◆ Exercise requirements: Among the records below, which lines contain the string "specialty"? Report them.

+ + + + +

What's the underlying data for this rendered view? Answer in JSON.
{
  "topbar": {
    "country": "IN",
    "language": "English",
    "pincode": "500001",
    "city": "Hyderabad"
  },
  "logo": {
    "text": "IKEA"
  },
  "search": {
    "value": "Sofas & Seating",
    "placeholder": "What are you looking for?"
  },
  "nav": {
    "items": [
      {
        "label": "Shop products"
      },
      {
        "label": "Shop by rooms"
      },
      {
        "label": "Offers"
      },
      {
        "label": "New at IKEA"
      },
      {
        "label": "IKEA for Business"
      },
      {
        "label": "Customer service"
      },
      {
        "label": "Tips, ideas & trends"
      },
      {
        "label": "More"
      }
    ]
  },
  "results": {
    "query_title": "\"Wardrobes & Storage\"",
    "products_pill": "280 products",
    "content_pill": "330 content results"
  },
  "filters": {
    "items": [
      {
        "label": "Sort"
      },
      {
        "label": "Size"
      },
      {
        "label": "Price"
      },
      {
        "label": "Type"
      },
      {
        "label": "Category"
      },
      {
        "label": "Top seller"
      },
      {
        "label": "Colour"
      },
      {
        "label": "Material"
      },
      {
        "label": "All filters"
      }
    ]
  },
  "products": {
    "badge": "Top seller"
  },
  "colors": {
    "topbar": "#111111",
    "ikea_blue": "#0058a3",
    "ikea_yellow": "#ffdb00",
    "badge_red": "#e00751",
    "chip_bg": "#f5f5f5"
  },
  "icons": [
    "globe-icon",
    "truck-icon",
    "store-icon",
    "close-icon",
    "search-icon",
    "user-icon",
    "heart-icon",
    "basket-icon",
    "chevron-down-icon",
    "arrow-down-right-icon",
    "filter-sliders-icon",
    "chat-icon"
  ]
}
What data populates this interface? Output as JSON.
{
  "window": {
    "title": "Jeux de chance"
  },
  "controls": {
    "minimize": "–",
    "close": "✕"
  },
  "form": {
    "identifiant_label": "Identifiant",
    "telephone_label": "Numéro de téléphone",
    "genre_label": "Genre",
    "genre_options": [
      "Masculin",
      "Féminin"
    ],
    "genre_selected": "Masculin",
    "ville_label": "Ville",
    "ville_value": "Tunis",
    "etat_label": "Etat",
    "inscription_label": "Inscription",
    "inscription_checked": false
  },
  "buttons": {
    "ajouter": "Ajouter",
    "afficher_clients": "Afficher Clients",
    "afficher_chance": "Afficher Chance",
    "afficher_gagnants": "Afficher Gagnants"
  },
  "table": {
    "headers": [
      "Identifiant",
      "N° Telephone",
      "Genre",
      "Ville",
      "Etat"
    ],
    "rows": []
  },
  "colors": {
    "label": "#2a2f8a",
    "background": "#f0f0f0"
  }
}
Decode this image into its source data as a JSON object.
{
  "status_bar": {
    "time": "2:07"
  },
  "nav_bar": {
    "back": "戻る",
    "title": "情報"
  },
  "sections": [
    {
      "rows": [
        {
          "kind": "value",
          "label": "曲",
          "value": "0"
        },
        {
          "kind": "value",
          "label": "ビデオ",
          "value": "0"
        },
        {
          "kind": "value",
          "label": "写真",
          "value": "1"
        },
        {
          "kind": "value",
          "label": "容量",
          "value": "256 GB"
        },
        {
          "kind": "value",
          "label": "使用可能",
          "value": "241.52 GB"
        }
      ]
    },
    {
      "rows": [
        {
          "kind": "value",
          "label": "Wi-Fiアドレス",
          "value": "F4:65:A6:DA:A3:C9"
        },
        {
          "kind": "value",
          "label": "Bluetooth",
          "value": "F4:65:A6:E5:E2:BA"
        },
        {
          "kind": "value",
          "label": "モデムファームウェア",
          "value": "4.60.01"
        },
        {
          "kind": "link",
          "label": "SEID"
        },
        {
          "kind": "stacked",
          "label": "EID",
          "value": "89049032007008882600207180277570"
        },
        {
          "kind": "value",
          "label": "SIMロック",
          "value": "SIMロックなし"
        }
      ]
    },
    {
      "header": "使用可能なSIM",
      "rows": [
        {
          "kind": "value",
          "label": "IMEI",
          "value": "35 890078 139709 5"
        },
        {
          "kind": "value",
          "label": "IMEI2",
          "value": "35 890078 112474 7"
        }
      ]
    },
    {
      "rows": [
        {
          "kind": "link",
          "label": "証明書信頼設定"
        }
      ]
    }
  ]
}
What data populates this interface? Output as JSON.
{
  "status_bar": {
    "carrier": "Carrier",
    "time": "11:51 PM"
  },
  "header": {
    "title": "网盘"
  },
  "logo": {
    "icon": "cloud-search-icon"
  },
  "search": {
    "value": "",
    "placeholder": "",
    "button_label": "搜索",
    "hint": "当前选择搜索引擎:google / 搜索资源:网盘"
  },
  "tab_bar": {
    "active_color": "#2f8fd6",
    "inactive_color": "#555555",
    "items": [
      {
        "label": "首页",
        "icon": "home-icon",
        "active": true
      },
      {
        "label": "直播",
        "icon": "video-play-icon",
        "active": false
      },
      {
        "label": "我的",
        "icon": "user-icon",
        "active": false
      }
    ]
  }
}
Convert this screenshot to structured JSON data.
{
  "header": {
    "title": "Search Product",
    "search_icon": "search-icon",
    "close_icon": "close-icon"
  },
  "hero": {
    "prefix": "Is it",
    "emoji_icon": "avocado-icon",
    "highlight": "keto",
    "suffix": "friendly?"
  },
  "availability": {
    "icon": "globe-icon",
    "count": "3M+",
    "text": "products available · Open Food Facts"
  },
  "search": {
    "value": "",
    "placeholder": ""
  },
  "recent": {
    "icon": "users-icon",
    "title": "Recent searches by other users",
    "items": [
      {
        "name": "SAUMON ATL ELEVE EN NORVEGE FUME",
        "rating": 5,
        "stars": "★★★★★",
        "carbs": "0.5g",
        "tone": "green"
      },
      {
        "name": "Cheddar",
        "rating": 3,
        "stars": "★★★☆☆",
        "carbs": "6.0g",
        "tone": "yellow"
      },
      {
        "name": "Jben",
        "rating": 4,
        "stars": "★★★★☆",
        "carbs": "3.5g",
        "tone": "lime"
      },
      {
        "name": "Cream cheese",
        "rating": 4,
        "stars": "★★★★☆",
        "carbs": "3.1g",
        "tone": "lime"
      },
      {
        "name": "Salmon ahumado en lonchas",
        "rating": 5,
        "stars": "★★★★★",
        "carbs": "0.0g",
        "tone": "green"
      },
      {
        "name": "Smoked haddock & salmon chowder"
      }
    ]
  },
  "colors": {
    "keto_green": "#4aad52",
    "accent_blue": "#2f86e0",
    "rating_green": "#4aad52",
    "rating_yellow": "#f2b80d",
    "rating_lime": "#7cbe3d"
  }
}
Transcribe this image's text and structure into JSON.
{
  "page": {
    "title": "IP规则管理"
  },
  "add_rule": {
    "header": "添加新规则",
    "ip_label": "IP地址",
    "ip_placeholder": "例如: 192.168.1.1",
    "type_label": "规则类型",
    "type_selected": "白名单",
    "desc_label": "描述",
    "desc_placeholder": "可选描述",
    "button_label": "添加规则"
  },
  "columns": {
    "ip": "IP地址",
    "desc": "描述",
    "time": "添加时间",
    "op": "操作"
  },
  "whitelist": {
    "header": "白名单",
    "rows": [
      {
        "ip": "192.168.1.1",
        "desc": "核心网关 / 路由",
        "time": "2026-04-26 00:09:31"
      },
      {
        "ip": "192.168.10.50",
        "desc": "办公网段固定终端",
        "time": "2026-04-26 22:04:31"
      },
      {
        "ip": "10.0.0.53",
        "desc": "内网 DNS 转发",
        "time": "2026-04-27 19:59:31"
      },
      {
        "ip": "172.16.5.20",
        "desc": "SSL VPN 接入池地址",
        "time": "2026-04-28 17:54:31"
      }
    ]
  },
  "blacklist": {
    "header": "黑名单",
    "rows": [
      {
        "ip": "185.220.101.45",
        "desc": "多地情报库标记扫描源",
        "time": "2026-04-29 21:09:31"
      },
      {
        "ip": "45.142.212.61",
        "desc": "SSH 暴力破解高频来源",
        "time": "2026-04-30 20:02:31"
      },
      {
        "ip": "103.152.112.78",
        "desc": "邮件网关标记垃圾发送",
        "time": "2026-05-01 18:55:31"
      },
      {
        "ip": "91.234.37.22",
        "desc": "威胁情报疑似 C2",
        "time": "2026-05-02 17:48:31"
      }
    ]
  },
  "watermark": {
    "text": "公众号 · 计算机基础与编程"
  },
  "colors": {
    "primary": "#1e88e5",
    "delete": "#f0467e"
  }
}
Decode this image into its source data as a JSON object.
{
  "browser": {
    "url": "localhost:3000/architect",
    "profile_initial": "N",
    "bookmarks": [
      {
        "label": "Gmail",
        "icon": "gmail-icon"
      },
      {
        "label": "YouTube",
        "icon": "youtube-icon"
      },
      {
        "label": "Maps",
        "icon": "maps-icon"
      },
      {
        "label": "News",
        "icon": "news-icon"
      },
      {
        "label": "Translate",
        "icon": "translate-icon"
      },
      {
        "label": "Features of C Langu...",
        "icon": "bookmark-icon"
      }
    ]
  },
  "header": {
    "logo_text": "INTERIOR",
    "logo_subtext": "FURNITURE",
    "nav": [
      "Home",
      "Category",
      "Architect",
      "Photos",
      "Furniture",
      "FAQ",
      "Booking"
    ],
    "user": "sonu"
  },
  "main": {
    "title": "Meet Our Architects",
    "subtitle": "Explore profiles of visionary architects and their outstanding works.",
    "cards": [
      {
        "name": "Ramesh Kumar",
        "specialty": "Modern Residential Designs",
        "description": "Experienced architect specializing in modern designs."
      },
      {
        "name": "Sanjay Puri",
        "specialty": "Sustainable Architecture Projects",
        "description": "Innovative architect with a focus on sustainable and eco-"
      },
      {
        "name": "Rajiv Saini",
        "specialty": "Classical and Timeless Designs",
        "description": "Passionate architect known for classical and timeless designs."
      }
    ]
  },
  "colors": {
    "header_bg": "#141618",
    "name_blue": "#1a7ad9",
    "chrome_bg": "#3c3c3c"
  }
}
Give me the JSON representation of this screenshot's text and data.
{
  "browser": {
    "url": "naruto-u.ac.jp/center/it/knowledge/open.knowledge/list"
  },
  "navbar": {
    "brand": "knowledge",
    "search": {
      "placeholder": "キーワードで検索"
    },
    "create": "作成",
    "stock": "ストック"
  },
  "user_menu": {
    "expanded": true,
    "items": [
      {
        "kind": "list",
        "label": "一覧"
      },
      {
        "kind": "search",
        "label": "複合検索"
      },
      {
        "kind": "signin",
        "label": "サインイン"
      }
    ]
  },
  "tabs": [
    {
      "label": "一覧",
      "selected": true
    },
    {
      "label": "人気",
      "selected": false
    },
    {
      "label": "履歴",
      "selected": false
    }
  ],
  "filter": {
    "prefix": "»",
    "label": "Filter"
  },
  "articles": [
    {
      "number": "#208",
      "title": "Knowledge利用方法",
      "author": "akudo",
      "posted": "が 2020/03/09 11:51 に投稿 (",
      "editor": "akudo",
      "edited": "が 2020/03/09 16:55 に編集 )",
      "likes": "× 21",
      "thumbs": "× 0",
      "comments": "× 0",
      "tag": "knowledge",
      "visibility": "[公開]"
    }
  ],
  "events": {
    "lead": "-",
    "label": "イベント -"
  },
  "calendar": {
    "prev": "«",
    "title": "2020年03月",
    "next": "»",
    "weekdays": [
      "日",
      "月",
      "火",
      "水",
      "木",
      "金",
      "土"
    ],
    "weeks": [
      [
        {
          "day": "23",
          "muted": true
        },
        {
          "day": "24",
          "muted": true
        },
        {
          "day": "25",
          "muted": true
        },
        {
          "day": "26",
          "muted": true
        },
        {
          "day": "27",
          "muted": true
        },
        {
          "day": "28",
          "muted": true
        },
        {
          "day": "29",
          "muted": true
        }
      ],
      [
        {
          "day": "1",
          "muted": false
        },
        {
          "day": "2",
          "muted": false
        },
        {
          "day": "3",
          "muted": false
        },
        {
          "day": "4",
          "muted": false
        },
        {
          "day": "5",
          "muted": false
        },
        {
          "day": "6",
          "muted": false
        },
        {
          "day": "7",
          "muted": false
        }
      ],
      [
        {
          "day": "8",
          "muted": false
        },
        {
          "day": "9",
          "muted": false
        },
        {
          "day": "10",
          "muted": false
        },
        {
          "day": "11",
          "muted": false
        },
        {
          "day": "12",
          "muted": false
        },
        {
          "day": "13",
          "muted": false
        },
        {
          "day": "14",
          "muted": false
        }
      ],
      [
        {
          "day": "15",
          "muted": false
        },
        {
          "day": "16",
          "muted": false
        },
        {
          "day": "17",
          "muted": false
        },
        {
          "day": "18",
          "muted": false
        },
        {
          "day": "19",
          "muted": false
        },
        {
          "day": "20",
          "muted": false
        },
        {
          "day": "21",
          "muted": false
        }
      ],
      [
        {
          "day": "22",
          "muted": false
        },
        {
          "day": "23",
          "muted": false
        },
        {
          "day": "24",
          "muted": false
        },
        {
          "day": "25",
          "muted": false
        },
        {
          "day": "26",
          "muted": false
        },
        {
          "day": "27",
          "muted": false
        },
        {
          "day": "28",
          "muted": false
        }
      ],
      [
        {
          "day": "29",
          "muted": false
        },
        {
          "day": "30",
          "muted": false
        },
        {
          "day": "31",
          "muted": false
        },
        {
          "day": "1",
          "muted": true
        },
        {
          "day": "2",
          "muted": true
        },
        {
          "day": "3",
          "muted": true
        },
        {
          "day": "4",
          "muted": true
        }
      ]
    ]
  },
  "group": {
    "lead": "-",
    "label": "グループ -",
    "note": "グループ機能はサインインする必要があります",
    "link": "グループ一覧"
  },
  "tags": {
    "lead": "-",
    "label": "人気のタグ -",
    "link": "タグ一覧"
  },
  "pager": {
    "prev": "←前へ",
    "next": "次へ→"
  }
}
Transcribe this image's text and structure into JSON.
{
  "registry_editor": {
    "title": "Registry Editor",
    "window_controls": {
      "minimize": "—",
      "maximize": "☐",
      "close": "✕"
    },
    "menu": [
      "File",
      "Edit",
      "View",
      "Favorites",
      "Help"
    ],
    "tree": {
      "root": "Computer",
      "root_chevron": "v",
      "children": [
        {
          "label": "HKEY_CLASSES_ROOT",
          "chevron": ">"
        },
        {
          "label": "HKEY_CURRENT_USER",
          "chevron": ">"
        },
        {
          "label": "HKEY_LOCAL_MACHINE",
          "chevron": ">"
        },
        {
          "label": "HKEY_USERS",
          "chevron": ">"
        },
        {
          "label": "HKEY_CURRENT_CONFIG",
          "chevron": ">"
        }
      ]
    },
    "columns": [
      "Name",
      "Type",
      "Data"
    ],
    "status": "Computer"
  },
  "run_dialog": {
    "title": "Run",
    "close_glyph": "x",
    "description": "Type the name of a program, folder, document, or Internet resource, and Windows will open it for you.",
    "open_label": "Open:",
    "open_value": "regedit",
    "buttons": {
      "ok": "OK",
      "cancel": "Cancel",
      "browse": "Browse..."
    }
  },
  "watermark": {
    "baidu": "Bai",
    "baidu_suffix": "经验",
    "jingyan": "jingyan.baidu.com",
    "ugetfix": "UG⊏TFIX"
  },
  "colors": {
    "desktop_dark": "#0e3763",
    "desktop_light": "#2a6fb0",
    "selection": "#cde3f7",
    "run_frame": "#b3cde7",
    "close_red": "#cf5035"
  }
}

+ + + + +

◆ Answer to the problem:
        "specialty": "Modern Residential Designs",
        "specialty": "Sustainable Architecture Projects",
        "specialty": "Classical and Timeless Designs",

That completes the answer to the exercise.